Should you choose to ignore our advice not to travel to Syria at the current time, we recommend that you are up to date with routinely recommended vaccinations against polio, including a booster dose, as per the Australian Immunisation Handbook, prior to departure.

Australian travellers planning to visit Syria, and staying for periods greater than 4 weeks, are required to carry documented evidence of having received a dose of polio vaccine within 12 months prior to departure from Syria. If you do not have documented evidence of polio vaccination within this 12 month period, you may be required to be vaccinated prior to departure from Syria.

Please see your doctor to discuss your vaccination requirements. Further information is available from the Australian Department of Health Polio website.

Insect-borne diseases (such as leishmaniasis) are prevalent in Syria. Malaria occurs in the northern border region, particularly Al Hasakah Province. We encourage you to take prophylaxis against malaria where necessary, use insect repellent, wear long, loose-fitting, light coloured clothing and ensure your accommodation is mosquito proof.

Water-borne, food-borne, parasitic and other infectious diseases (including brucellosis, typhoid, hepatitis and tuberculosis) are prevalent, with more serious outbreaks occurring from time to time. We advise you to boil all drinking water or drink bottled water, and avoid ice cubes, unpasteurised dairy foods, and raw and undercooked food. Seek medical advice if you have a fever or are suffering from diarrhoea.

Where to get help

Australia does not have an embassy or consulate in Syria. Australian Government consular assistance is no longer available within Syria. The Romanian Embassy in Damascus may be able to provide limited emergency consular services to Australian citizens in Syria, in conjunction with the Australian Embassy in Cairo.

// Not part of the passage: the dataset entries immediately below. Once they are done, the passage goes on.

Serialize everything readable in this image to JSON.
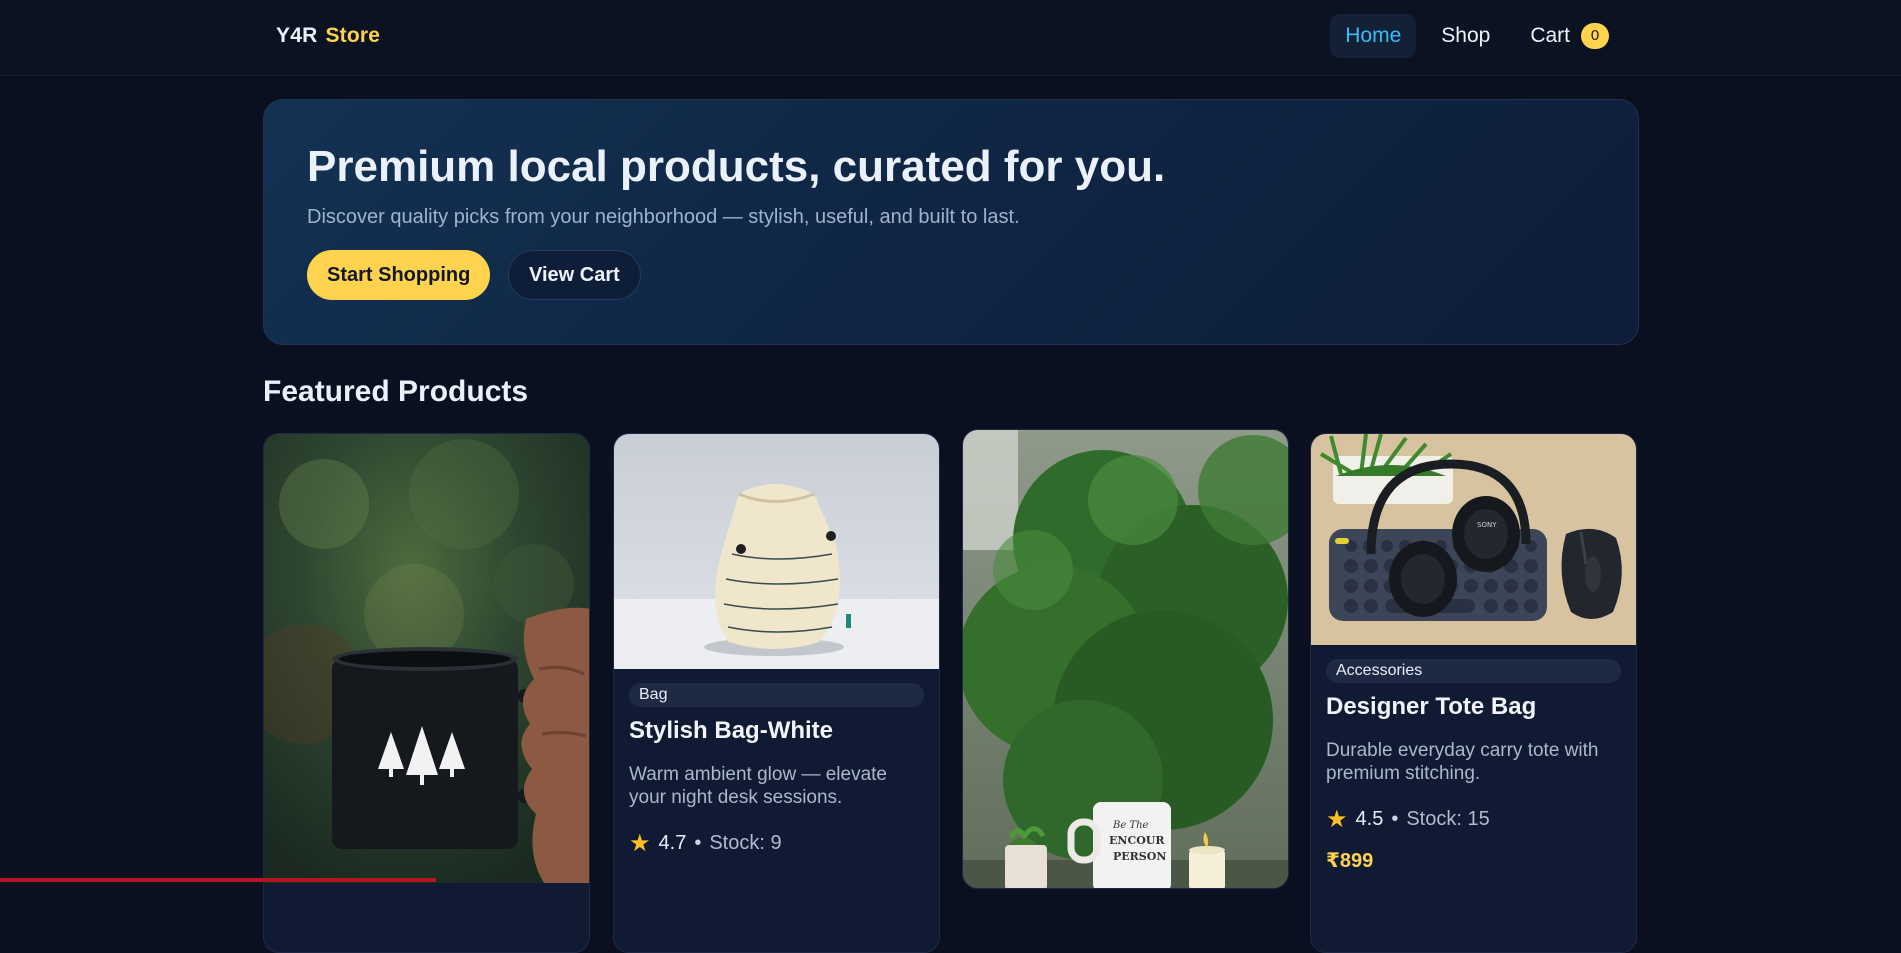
{
  "brand": {
    "part1": "Y4R",
    "part2": "Store"
  },
  "nav": {
    "home": "Home",
    "shop": "Shop",
    "cart": "Cart",
    "cart_count": "0"
  },
  "hero": {
    "title": "Premium local products, curated for you.",
    "subtitle": "Discover quality picks from your neighborhood — stylish, useful, and built to last.",
    "primary_button": "Start Shopping",
    "secondary_button": "View Cart"
  },
  "featured": {
    "title": "Featured Products",
    "products": [
      {
        "image": "black enamel mug with tree print held in hand"
      },
      {
        "image": "cream drawstring bag",
        "category": "Bag",
        "name": "Stylish Bag-White",
        "description": "Warm ambient glow — elevate your night desk sessions.",
        "rating": "4.7",
        "stock": "Stock: 9"
      },
      {
        "image": "green tree foliage with mug and candle on table"
      },
      {
        "image": "headphones, keyboard and mouse on desk",
        "category": "Accessories",
        "name": "Designer Tote Bag",
        "description": "Durable everyday carry tote with premium stitching.",
        "rating": "4.5",
        "stock": "Stock: 15",
        "price": "₹899"
      }
    ]
  },
  "icons": {
    "rating": "star-icon"
  },
  "colors": {
    "background": "#0a1020",
    "accent": "#ffd34d",
    "link_active": "#38bdf8"
  }
}
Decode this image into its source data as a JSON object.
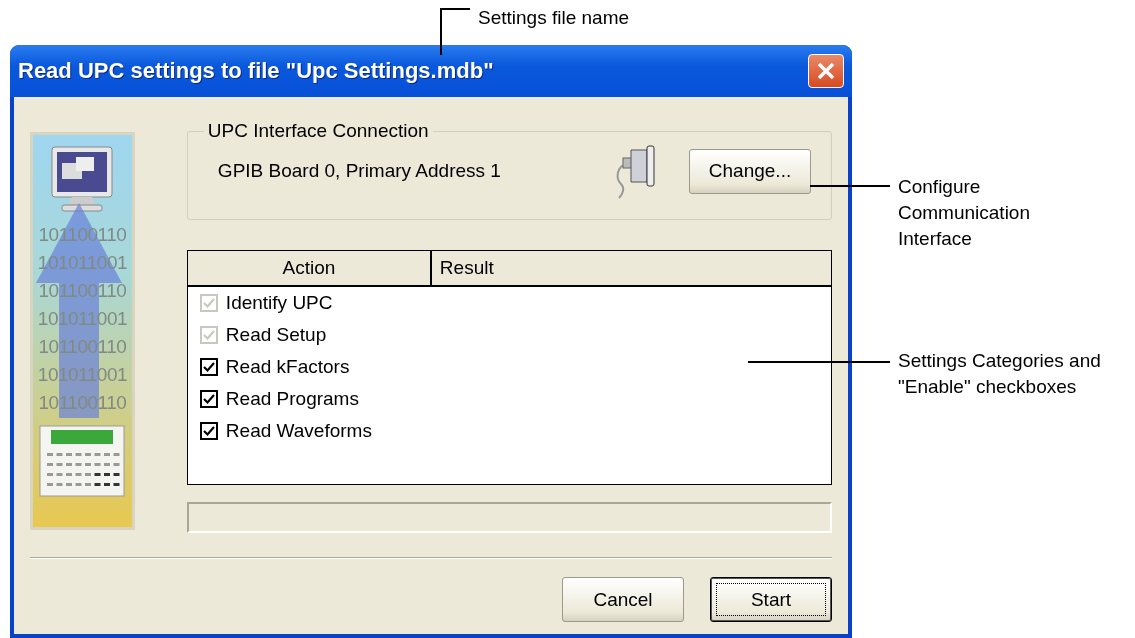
{
  "window": {
    "title": "Read UPC settings to file \"Upc Settings.mdb\""
  },
  "side_panel": {
    "binary_lines": [
      "101100110",
      "101011001",
      "101100110",
      "101011001",
      "101100110",
      "101011001",
      "101100110"
    ]
  },
  "connection": {
    "legend": "UPC Interface Connection",
    "description": "GPIB Board 0, Primary Address 1",
    "button": "Change..."
  },
  "table": {
    "columns": [
      "Action",
      "Result"
    ],
    "rows": [
      {
        "label": "Identify UPC",
        "checked": true,
        "disabled": true
      },
      {
        "label": "Read Setup",
        "checked": true,
        "disabled": true
      },
      {
        "label": "Read kFactors",
        "checked": true,
        "disabled": false
      },
      {
        "label": "Read Programs",
        "checked": true,
        "disabled": false
      },
      {
        "label": "Read Waveforms",
        "checked": true,
        "disabled": false
      }
    ]
  },
  "progress": {
    "level": 0
  },
  "buttons": [
    {
      "label": "Cancel",
      "default": false
    },
    {
      "label": "Start",
      "default": true
    }
  ],
  "annotations": [
    {
      "text": "Settings file name",
      "kind": "title"
    },
    {
      "text": "Configure Communication Interface",
      "kind": "change"
    },
    {
      "text": "Settings Categories and \"Enable\" checkboxes",
      "kind": "list"
    }
  ]
}
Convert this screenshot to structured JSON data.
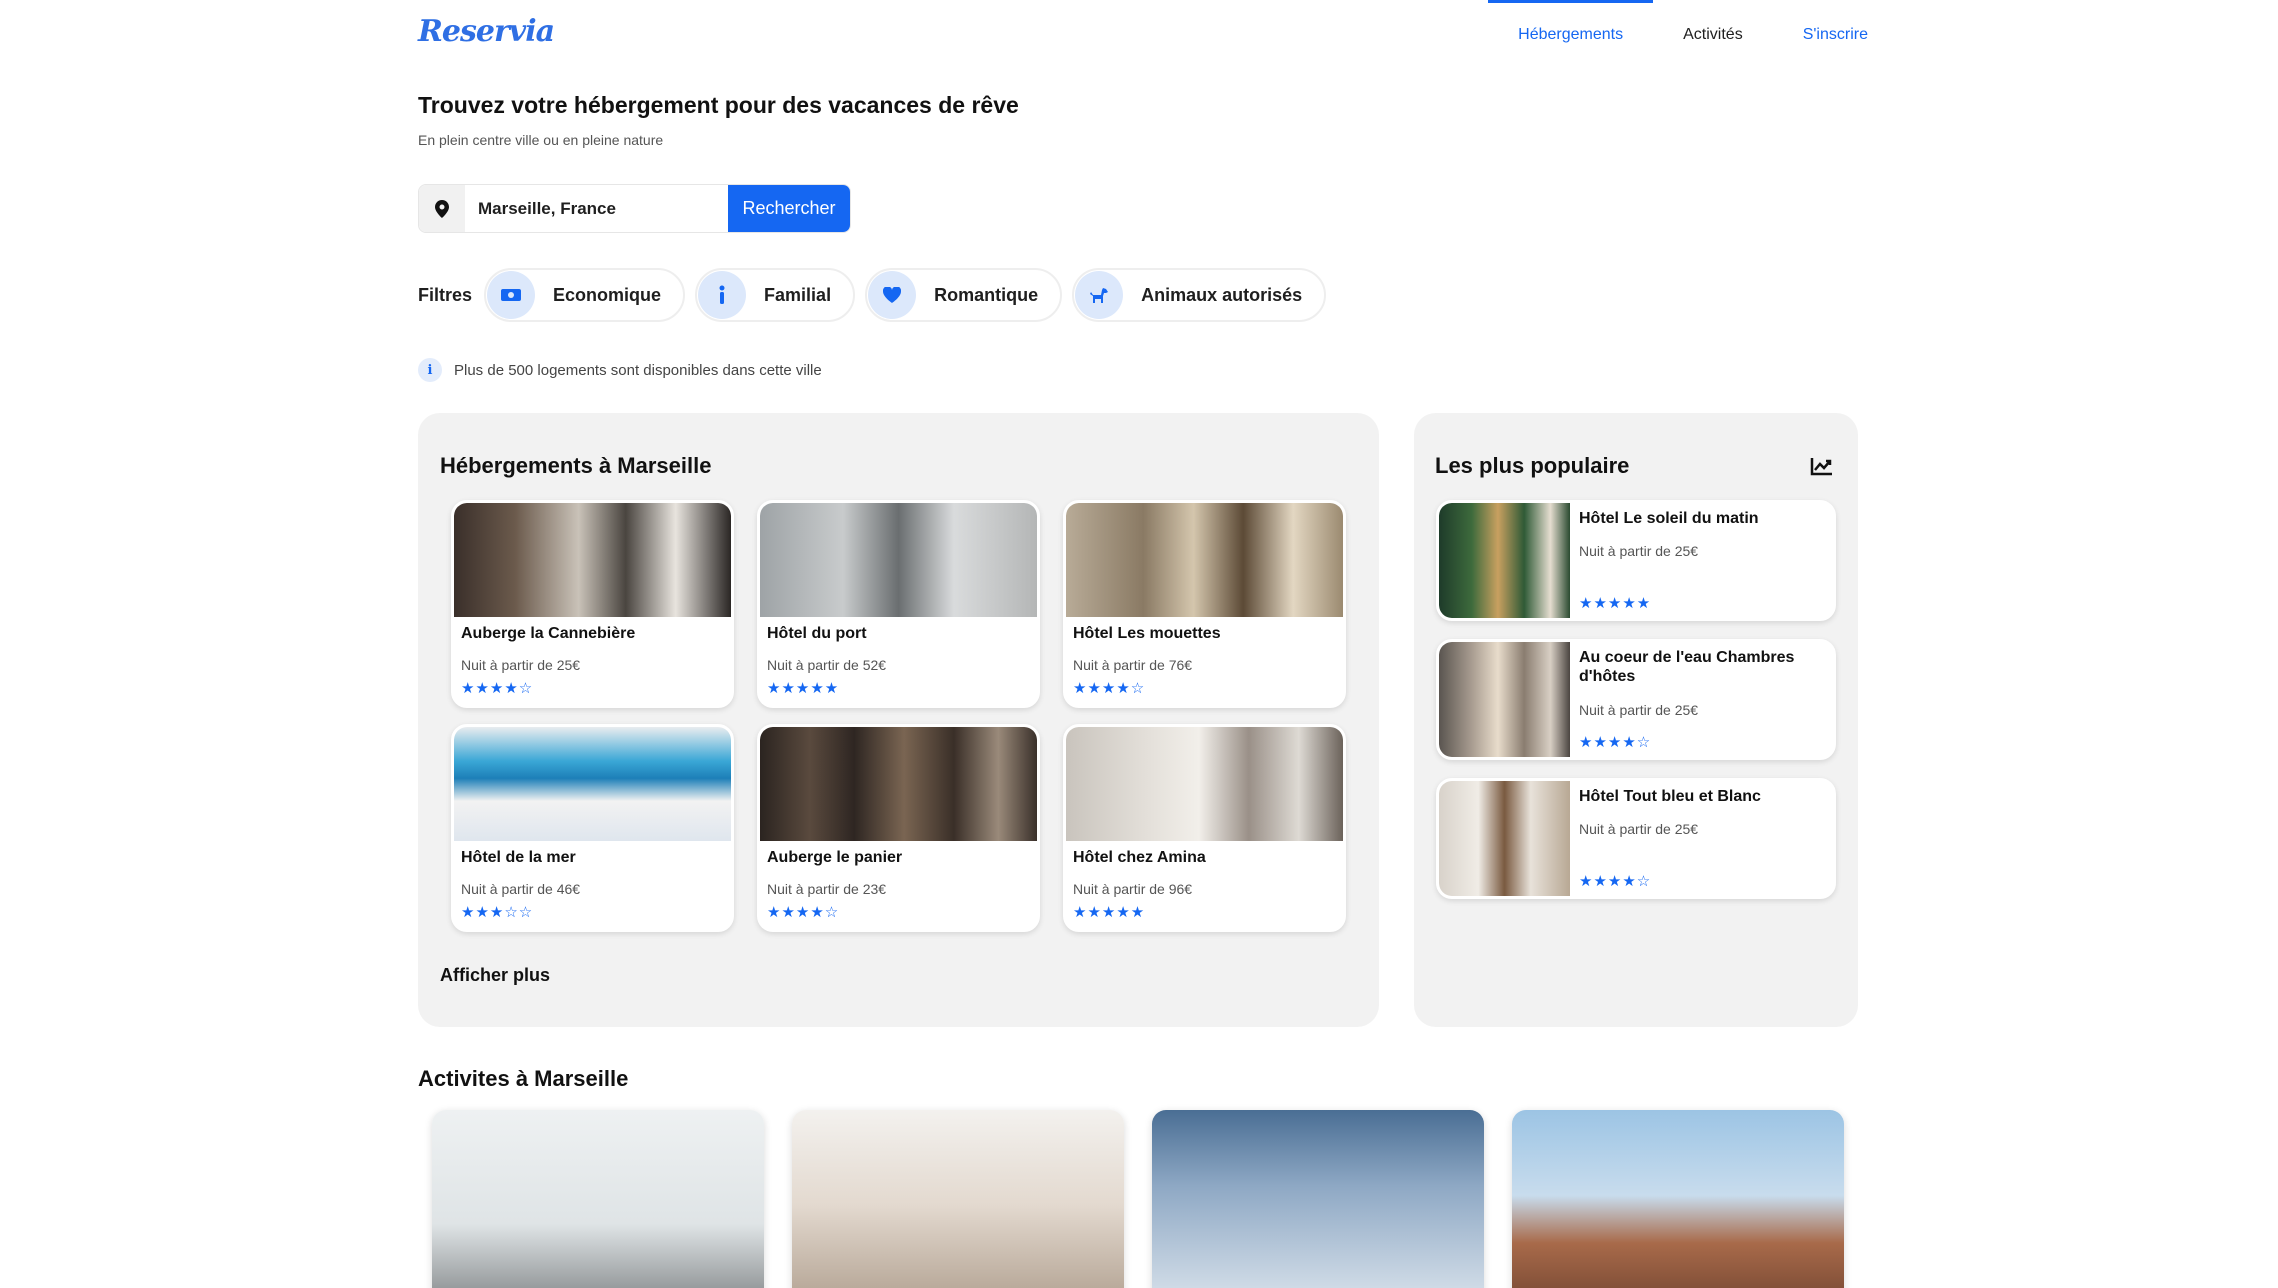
{
  "header": {
    "logo": "Reservia",
    "nav": [
      {
        "label": "Hébergements"
      },
      {
        "label": "Activités"
      },
      {
        "label": "S'inscrire"
      }
    ]
  },
  "hero": {
    "title": "Trouvez votre hébergement pour des vacances de rêve",
    "subtitle": "En plein centre ville ou en pleine nature"
  },
  "search": {
    "icon": "map-pin-icon",
    "value": "Marseille, France",
    "button_label": "Rechercher"
  },
  "filters": {
    "label": "Filtres",
    "items": [
      {
        "label": "Economique",
        "icon": "money-icon",
        "glyph": "💵"
      },
      {
        "label": "Familial",
        "icon": "child-icon",
        "glyph": "🚸"
      },
      {
        "label": "Romantique",
        "icon": "heart-icon",
        "glyph": "♥"
      },
      {
        "label": "Animaux autorisés",
        "icon": "dog-icon",
        "glyph": "🐕"
      }
    ]
  },
  "info": {
    "icon": "info-icon",
    "text": "Plus de 500 logements sont disponibles dans cette ville"
  },
  "accommodations": {
    "title": "Hébergements à Marseille",
    "more_label": "Afficher plus",
    "items": [
      {
        "name": "Auberge la Cannebière",
        "price": "Nuit à partir de 25€",
        "rating": 4,
        "stars": "★★★★☆"
      },
      {
        "name": "Hôtel du port",
        "price": "Nuit à partir de 52€",
        "rating": 5,
        "stars": "★★★★★"
      },
      {
        "name": "Hôtel Les mouettes",
        "price": "Nuit à partir de 76€",
        "rating": 4,
        "stars": "★★★★☆"
      },
      {
        "name": "Hôtel de la mer",
        "price": "Nuit à partir de 46€",
        "rating": 3,
        "stars": "★★★☆☆"
      },
      {
        "name": "Auberge le panier",
        "price": "Nuit à partir de 23€",
        "rating": 4,
        "stars": "★★★★☆"
      },
      {
        "name": "Hôtel chez Amina",
        "price": "Nuit à partir de 96€",
        "rating": 5,
        "stars": "★★★★★"
      }
    ]
  },
  "popular": {
    "title": "Les plus populaire",
    "icon": "trend-chart-icon",
    "items": [
      {
        "name": "Hôtel Le soleil du matin",
        "price": "Nuit à partir de 25€",
        "rating": 5,
        "stars": "★★★★★"
      },
      {
        "name": "Au coeur de l'eau Chambres d'hôtes",
        "price": "Nuit à partir de 25€",
        "rating": 4,
        "stars": "★★★★☆"
      },
      {
        "name": "Hôtel Tout bleu et Blanc",
        "price": "Nuit à partir de 25€",
        "rating": 4,
        "stars": "★★★★☆"
      }
    ]
  },
  "activities": {
    "title": "Activites à Marseille"
  },
  "colors": {
    "accent": "#1567f2",
    "panel": "#f2f2f2",
    "chip_icon_bg": "#dce8fb"
  }
}
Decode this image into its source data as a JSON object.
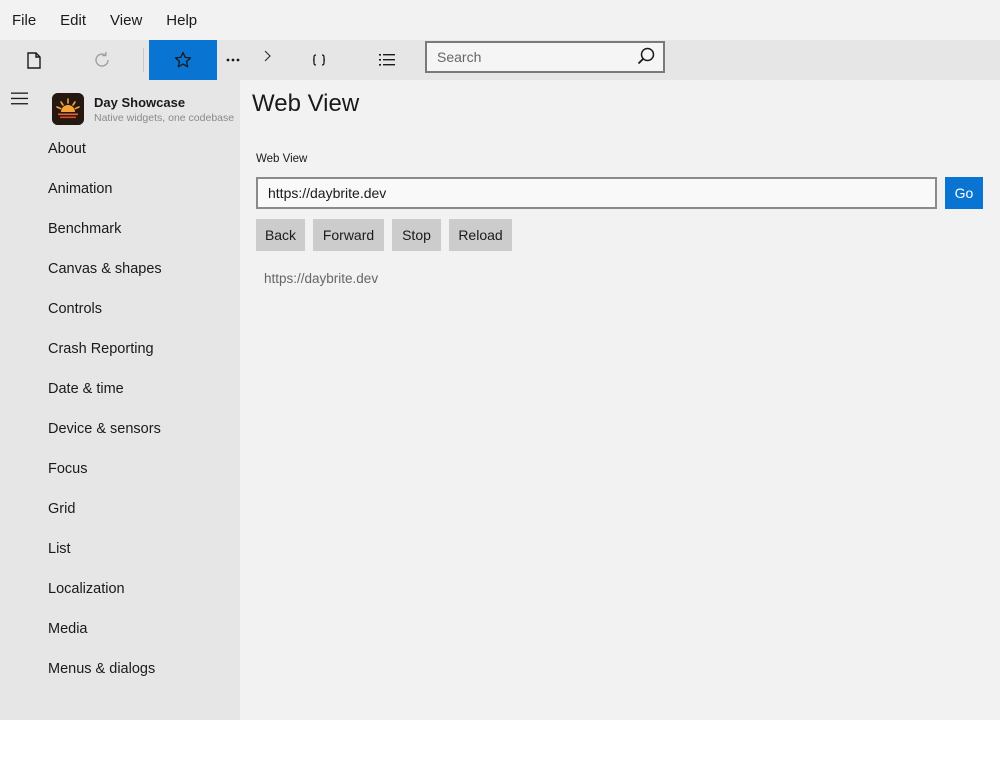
{
  "menubar": {
    "items": [
      "File",
      "Edit",
      "View",
      "Help"
    ]
  },
  "toolbar": {
    "buttons": [
      {
        "icon": "new-document-icon",
        "active": false
      },
      {
        "icon": "refresh-icon",
        "active": false,
        "disabled": true
      },
      {
        "icon": "favorite-star-icon",
        "active": true
      },
      {
        "icon": "more-icon",
        "active": false
      },
      {
        "icon": "chevron-right-icon",
        "active": false
      },
      {
        "icon": "braces-icon",
        "active": false
      },
      {
        "icon": "list-icon",
        "active": false
      }
    ],
    "search": {
      "placeholder": "Search",
      "value": ""
    }
  },
  "sidebar": {
    "app_name": "Day Showcase",
    "app_tagline": "Native widgets, one codebase",
    "items": [
      "About",
      "Animation",
      "Benchmark",
      "Canvas & shapes",
      "Controls",
      "Crash Reporting",
      "Date & time",
      "Device & sensors",
      "Focus",
      "Grid",
      "List",
      "Localization",
      "Media",
      "Menus & dialogs"
    ]
  },
  "main": {
    "title": "Web View",
    "field_label": "Web View",
    "url_value": "https://daybrite.dev",
    "go_label": "Go",
    "buttons": {
      "back": "Back",
      "forward": "Forward",
      "stop": "Stop",
      "reload": "Reload"
    },
    "current_url": "https://daybrite.dev"
  },
  "colors": {
    "accent": "#0a74d2",
    "sidebar_bg": "#e6e6e6",
    "main_bg": "#f2f2f2"
  }
}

Romanian Embassy, Damascus

8, Rue Ibrahim Hanano,
PO Box 4454, Damascus, SYRIA
Telephone: +963 11 332 75 70 or +963 11 332 75 72
Facsimile: +963 11 332 75 71
Email: consulara@gmail.com or damasc@mae.ro

Australian Embassy, Cairo

11th floor, World Trade Centre
1191 Corniche el Nil
Boulac
Cairo, EGYPT
Telephone: (20 2) 2770 6600
Facsimile: (20 2) 2770 6650
Website: www.egypt.embassy.gov.au

Due to the security environment, you should register your presence in Syria with the Department of Foreign Affairs and Trade. You can register online.

If you need urgent consular advice you should contact the 24 hour Consular Emergency Centre in Canberra on +61 2 6261 3305 or 1300 555 135 within Australia.

Additional information

Natural disasters, severe weather and climate

Syria is subject to earthquakes. Dust and sand storms also occur.



While every care has been taken in preparing this information, neither the Australian Government nor its agents or employees, including any member of Australia's diplomatic and consular staff abroad, can accept liability for any injury, loss or damage arising in respect of any statement contained herein.

Maps are presented for information only. The department accepts no responsibility for errors or omission of any geographic feature. Nomenclature and territorial boundaries may not necessarily reflect Australian Government policy.